Problem to work on
Wherever "comment" occurs in the entries, copy the line that holds it.

▽

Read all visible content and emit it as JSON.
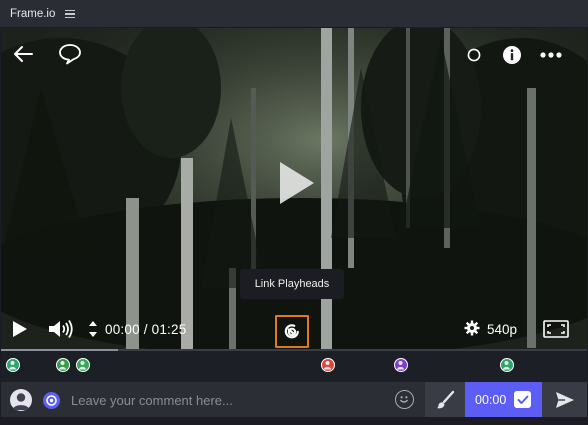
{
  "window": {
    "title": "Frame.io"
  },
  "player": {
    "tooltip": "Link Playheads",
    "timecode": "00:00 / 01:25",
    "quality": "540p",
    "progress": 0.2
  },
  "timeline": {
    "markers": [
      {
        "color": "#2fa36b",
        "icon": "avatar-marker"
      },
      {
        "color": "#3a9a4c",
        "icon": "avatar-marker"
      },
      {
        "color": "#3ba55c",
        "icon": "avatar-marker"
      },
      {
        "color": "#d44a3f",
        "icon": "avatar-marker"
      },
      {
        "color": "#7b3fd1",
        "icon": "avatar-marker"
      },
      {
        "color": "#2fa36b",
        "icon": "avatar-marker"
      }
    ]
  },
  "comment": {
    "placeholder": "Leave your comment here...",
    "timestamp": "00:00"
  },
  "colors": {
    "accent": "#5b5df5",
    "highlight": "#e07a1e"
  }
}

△

Answer box
  "comment": {
    "placeholder": "Leave your comment here...",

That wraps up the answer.